Altogether, there are 28 major and 142 minor Memorials and monuments at Arlington National Cemetery, to say nothing of the 250,000 plus military grave sites stretching across the landscape. Each of them is dedicated to a person, place or event which has earned the right to be remembered.

The Oxford English Dictionary defines Monument as “A statue, building, or other structure erected to commemorate a notable person or event”.

Arlington National Cemetery itself is such a monument:  Memorial Drive extending across the Potomac and connecting Arlington House, the former home of a Confederate general, with the Lincoln Memorial at the opposite end, symbolizing the immutable bond between North and South.

Arlington National Cemetary (5).jpg

Approach Arlington at night, and the eternal flame marking the grave of JFK can be seen on the hillside, like some faraway beacon of light.

A list of memorials at Arlington reads like a history of the nation itself. The Argonne Cross commemorates the honored dead of the “War to end all Wars” in 1917-1918, some 2,100 of whom were re-interred in Section 18, after the war. The Battle of the Bulge memorial reads, “To World War II American Soldiers who fought in the Battle of the Bulge – The greatest Land Battle in the history of the United States Army”. The Beirut Barracks Memorial honors 241 American service members killed in the October 23, 1983 bombing of the Marine barracks in Lebanon.

memorial.jpg

On Chaplain Hill stands a row of four memorials, bearing the names of Chaplains who laid down their lives in four wars.

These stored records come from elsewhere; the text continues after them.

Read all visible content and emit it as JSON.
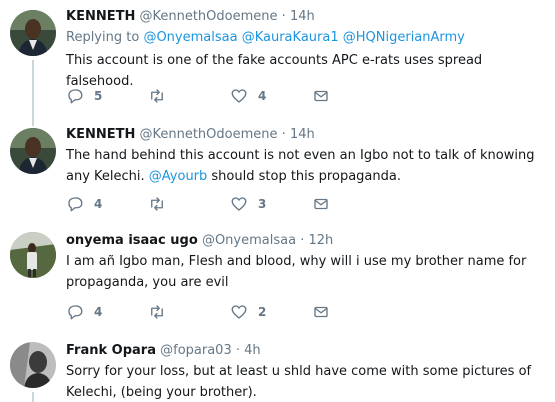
{
  "tweets": [
    {
      "name": "KENNETH",
      "handle": "@KennethOdoemene",
      "dot": "·",
      "time": "14h",
      "replying_prefix": "Replying to",
      "replying_to": [
        "@Onyemalsaa",
        "@KauraKaura1",
        "@HQNigerianArmy"
      ],
      "text": "This account is one of the fake accounts APC e-rats uses spread falsehood.",
      "replies": "5",
      "retweets": "",
      "likes": "4"
    },
    {
      "name": "KENNETH",
      "handle": "@KennethOdoemene",
      "dot": "·",
      "time": "14h",
      "text_before": "The hand behind this account is not even an Igbo not to talk of knowing any Kelechi. ",
      "mention": "@Ayourb",
      "text_after": " should stop this propaganda.",
      "replies": "4",
      "retweets": "",
      "likes": "3"
    },
    {
      "name": "onyema isaac ugo",
      "handle": "@Onyemalsaa",
      "dot": "·",
      "time": "12h",
      "text": "I am añ Igbo man, Flesh and blood, why will i use my brother name for propaganda, you are evil",
      "replies": "4",
      "retweets": "",
      "likes": "2"
    },
    {
      "name": "Frank Opara",
      "handle": "@fopara03",
      "dot": "·",
      "time": "4h",
      "text": "Sorry for your loss, but at least u shld have come with some pictures of Kelechi, (being your brother)."
    }
  ],
  "colors": {
    "link": "#1b95e0",
    "muted": "#657786",
    "rail": "#ccd6dd"
  },
  "icons": [
    "reply-icon",
    "retweet-icon",
    "like-icon",
    "direct-message-icon"
  ]
}
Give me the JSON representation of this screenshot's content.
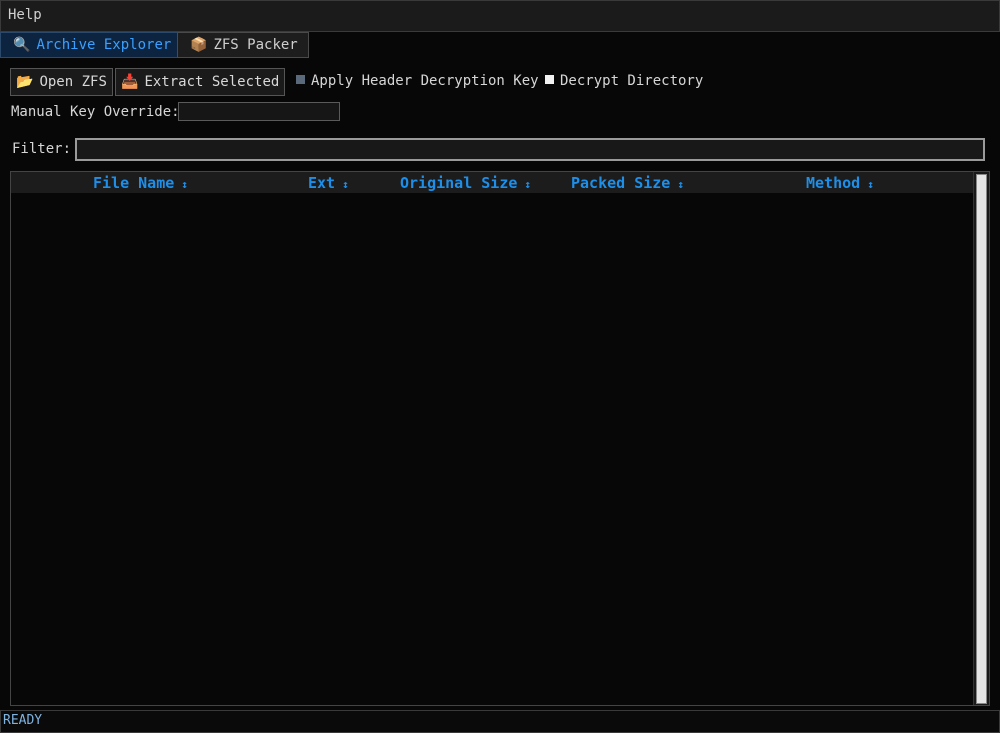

The Cenotaph, (“an empty tomb or a monument erected in honour of a person or group of people whose remains are elsewhere”), bears this inscription: “Greater Love Hath No Man Than This, That A Man Lay Down His Life For His Friends.” Written there are the names of the only two chaplains ever awarded the Medal of Honor: Major Charles Joseph Watters (January 17, 1927 – November 19, 1967), killed in Vietnam while rendering aid to fallen comrades, and Captain Emil Joseph Kapaun (April 20, 1916 – May 23, 1951), the “Shepherd in Combat Boots” who remains to this day in some unmarked North Korean grave site.

download (80)

I have barely scratched the Cs. Altogether, there are 28 major and 142 minor Memorials and monuments at Arlington National Cemetery, to say nothing of the 250,000 plus military grave sites stretching across the landscape. Each of them is dedicated to a person, place or event which has earned the right to be remembered.

arlington-national-cemetery

It has long seemed to this writer that, irrespective of one’s political persuasion, an informed and presumably voting citizen of a Free Republic cannot cast an informed vote, cannot know where he wants his country to go, without an understanding of where it has been.

download (81).jpg

If you haven’t had the opportunity to visit Arlington National Cemetery recently, I highly recommend the trip. Leave yourself plenty of time to take it all in. It would be hard to find more heritage, tradition and history, in any other single place.

Feature image, top of page:  Air Force Memorial at Arlington National Cemetery.  H/T to AF.MIL, the official website of the United States Air force

If you enjoyed this “Today in History”, please feel free to re-blog, “like” & share on social media, so that others may find and enjoy it as well. Please click the “follow” button on the right, to receive email updates on new articles.  Thank you for your interest, in the history we all share.